By Frank Proctor, Former MHA Board Chair (pictured left above with Joan Crawford and President Kennedy), and Phil Ryan, Former MHA CEO
From time to time, MHA invites guest blogs on issues of current discussion and debate. The following timely piece was co-authored by two former MHA executives. Please excuse their somewhat archaic language; these are their exact words, and we wanted their voices to remain authentic.
The tragic story of the State custodial institutions has been too often told to warrant repetition in detail here. The neglect, abandonment, overcrowding, shortness of staff, inadequacy of equipment and facilities are all already old stories.
But, if all that were corrected today, if the hospitals were by some miracle renovated, refurnished, supplied with all the staff and supplies and equipment that they needed— and it would take nothing short of a miracle to accomplish this — if all that were to happen, this would still not provide an ultimately satisfactory solution for the problem, nor an ultimately satisfactory answer to the needs of the mentally ill.
There is one thing that physical change can never do for these hospitals, and that is to remove from them the quality of separateness and difference.
Their isolation and distance from the community constitutes more than physical alienation. It constitutes spiritual, philosophical, and ethical alienation. So long as we continue to treat the mentally ill in distant and separate institutions, away from the rest of society, so long will we continue to regard the mentally ill as separate and different, and so long will we continue to deny to them the same kind of care, the same kind of medical attention, the same kind of sympathy and interest that we accord to our physically ill.
And so long as we do that, the problem of mental illness with its gigantic human and financial cost will continue to grow and not diminish.
The fact is that the mentally ill are not different. They are sick people. Their strange and often difficult behavior is the symptom of their illness. They are in need of medical care like other sick people. And they are in need of this care in the community where they live, among family and friends — near the church or temple where they worship and near the job where they have worked — near other health and welfare services — in facilities which are similar to or part of those in which the physically ill are treated; with the same medical and humane considerations; and with the same level of quality and adequacy.
This is not merely an ethical or moral necessity. This is a medical necessity.
It has been reported to us time after time that the necessary period of treatment is much lower and the recovery rate much higher among patients treated in the community and under such conditions as I have just described, than it is for patients who are treated in the State mental hospitals.

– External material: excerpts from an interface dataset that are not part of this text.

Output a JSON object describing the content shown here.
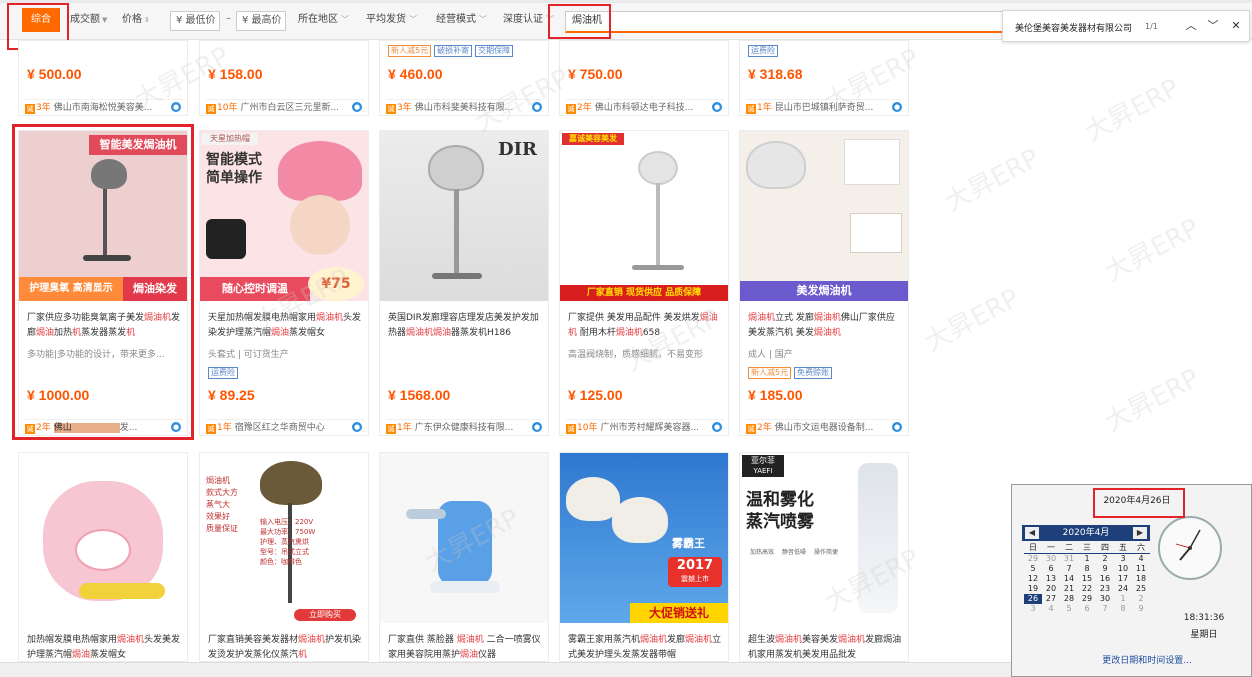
{
  "filterbar": {
    "sort_general": "综合",
    "sort_volume": "成交额",
    "sort_price": "价格",
    "min_price": "¥ 最低价",
    "dash": "–",
    "max_price": "¥ 最高价",
    "region": "所在地区",
    "avg_ship": "平均发货",
    "biz_mode": "经营模式",
    "deep_cert": "深度认证",
    "search_value": "焗油机"
  },
  "findbar": {
    "query": "美伦堡美容美发器材有限公司",
    "count": "1/1"
  },
  "row1": [
    {
      "price": "¥ 500.00",
      "years": "3年",
      "shop": "佛山市南海松悦美容美...",
      "tags": []
    },
    {
      "price": "¥ 158.00",
      "years": "10年",
      "shop": "广州市白云区三元里新...",
      "tags": []
    },
    {
      "price": "¥ 460.00",
      "years": "3年",
      "shop": "佛山市科斐美科技有限...",
      "tags": [
        "新人减5元",
        "破损补寄",
        "交期保障"
      ]
    },
    {
      "price": "¥ 750.00",
      "years": "2年",
      "shop": "佛山市科顿达电子科技...",
      "tags": []
    },
    {
      "price": "¥ 318.68",
      "years": "1年",
      "shop": "昆山市巴城镇利萨奇贸...",
      "tags": [
        "运费险"
      ]
    }
  ],
  "row2": [
    {
      "img_top": "智能美发焗油机",
      "img_left": "护理臭氧 高清显示",
      "img_right": "焗油染发",
      "title_a": "厂家供应多功能臭氧离子美发",
      "title_hl1": "焗油机",
      "title_b": "发廊",
      "title_hl2": "焗油",
      "title_c": "加热",
      "title_hl3": "机",
      "title_d": "蒸发器蒸发",
      "title_hl4": "机",
      "sub": "多功能|多功能的设计，带来更多...",
      "price": "¥ 1000.00",
      "years": "2年",
      "shop": "佛山",
      "shop_tail": "发..."
    },
    {
      "img_badge": "天星加热帽",
      "img_head1": "智能模式",
      "img_head2": "简单操作",
      "img_bottom": "随心控时调温",
      "img_price": "¥75",
      "title_a": "天星加热帽发膜电热帽家用",
      "title_hl1": "焗油机",
      "title_b": "头发染发护理蒸汽帽",
      "title_hl2": "焗油",
      "title_c": "蒸发帽女",
      "sub": "头套式 | 可订货生产",
      "tag": "运费险",
      "price": "¥ 89.25",
      "years": "1年",
      "shop": "宿豫区红之华商贸中心"
    },
    {
      "img_text": "DIR",
      "title_a": "英国DIR发廊理容店理发店美发护发加热器",
      "title_hl1": "焗油机",
      "title_hl2": "焗油",
      "title_b": "器蒸发机H186",
      "price": "¥ 1568.00",
      "years": "1年",
      "shop": "广东伊众健康科技有限..."
    },
    {
      "img_top": "嘉诚美容美发",
      "img_bottom": "厂家直销 现货供应 品质保障",
      "title_a": "厂家提供 美发用品配件 美发烘发",
      "title_hl1": "焗油机",
      "title_b": " 耐用木杆",
      "title_hl2": "焗油机",
      "title_c": "658",
      "sub": "高温阀烧制，质感细腻，不易变形",
      "price": "¥ 125.00",
      "years": "10年",
      "shop": "广州市芳村耀辉美容器..."
    },
    {
      "img_bottom": "美发焗油机",
      "title_hl1": "焗油机",
      "title_a": "立式 发廊",
      "title_hl2": "焗油机",
      "title_b": "佛山厂家供应 美发蒸汽机 美发",
      "title_hl3": "焗油机",
      "sub": "成人 | 国产",
      "tags": [
        "新人减5元",
        "免费赊账"
      ],
      "price": "¥ 185.00",
      "years": "2年",
      "shop": "佛山市文运电器设备制..."
    }
  ],
  "row3": [
    {
      "title_a": "加热帽发膜电热帽家用",
      "title_hl1": "焗油机",
      "title_b": "头发美发护理蒸汽帽",
      "title_hl2": "焗油",
      "title_c": "蒸发帽女"
    },
    {
      "img_lines": [
        "焗油机",
        "款式大方",
        "蒸气大",
        "效果好",
        "质量保证"
      ],
      "img_specs": [
        "输入电压：220V",
        "最大功率：750W",
        "护理、蒸汽熏烘",
        "型号：吊式立式",
        "颜色：咖啡色"
      ],
      "img_btn": "立即购买",
      "title_a": "厂家直销美容美发器材",
      "title_hl1": "焗油机",
      "title_b": "护发机染发烫发护发蒸化仪蒸汽",
      "title_hl2": "机"
    },
    {
      "title_a": "厂家直供 蒸脸器 ",
      "title_hl1": "焗油机",
      "title_b": " 二合一喷雾仪 家用美容院用蒸护",
      "title_hl2": "焗油",
      "title_c": "仪器"
    },
    {
      "img_brand": "雾霸王",
      "img_year": "2017",
      "img_year_sub": "震撼上市",
      "img_bottom": "大促销送礼",
      "title_a": "雾霸王家用蒸汽机",
      "title_hl1": "焗油机",
      "title_b": "发廊",
      "title_hl2": "焗油机",
      "title_c": "立式美发护理头发蒸发器带帽"
    },
    {
      "img_brand": "亚尔菲",
      "img_brand_en": "YAEFI",
      "img_head1": "温和雾化",
      "img_head2": "蒸汽喷雾",
      "img_icons": [
        "加热高效",
        "静音低噪",
        "操作简便"
      ],
      "title_a": "超生波",
      "title_hl1": "焗油机",
      "title_b": "美容美发",
      "title_hl2": "焗油机",
      "title_c": "发廊焗油机家用蒸发机美发用品批发"
    }
  ],
  "watermark": "大昇ERP",
  "calendar": {
    "date_header": "2020年4月26日",
    "month_label": "2020年4月",
    "weekdays": [
      "日",
      "一",
      "二",
      "三",
      "四",
      "五",
      "六"
    ],
    "weeks": [
      [
        "29",
        "30",
        "31",
        "1",
        "2",
        "3",
        "4"
      ],
      [
        "5",
        "6",
        "7",
        "8",
        "9",
        "10",
        "11"
      ],
      [
        "12",
        "13",
        "14",
        "15",
        "16",
        "17",
        "18"
      ],
      [
        "19",
        "20",
        "21",
        "22",
        "23",
        "24",
        "25"
      ],
      [
        "26",
        "27",
        "28",
        "29",
        "30",
        "1",
        "2"
      ],
      [
        "3",
        "4",
        "5",
        "6",
        "7",
        "8",
        "9"
      ]
    ],
    "selected_day": "26",
    "time": "18:31:36",
    "weekday": "星期日",
    "settings_link": "更改日期和时间设置..."
  }
}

Mr. Proctor and Mr. Ryan gave this statement to Congress fifty-six years ago in March, 1963.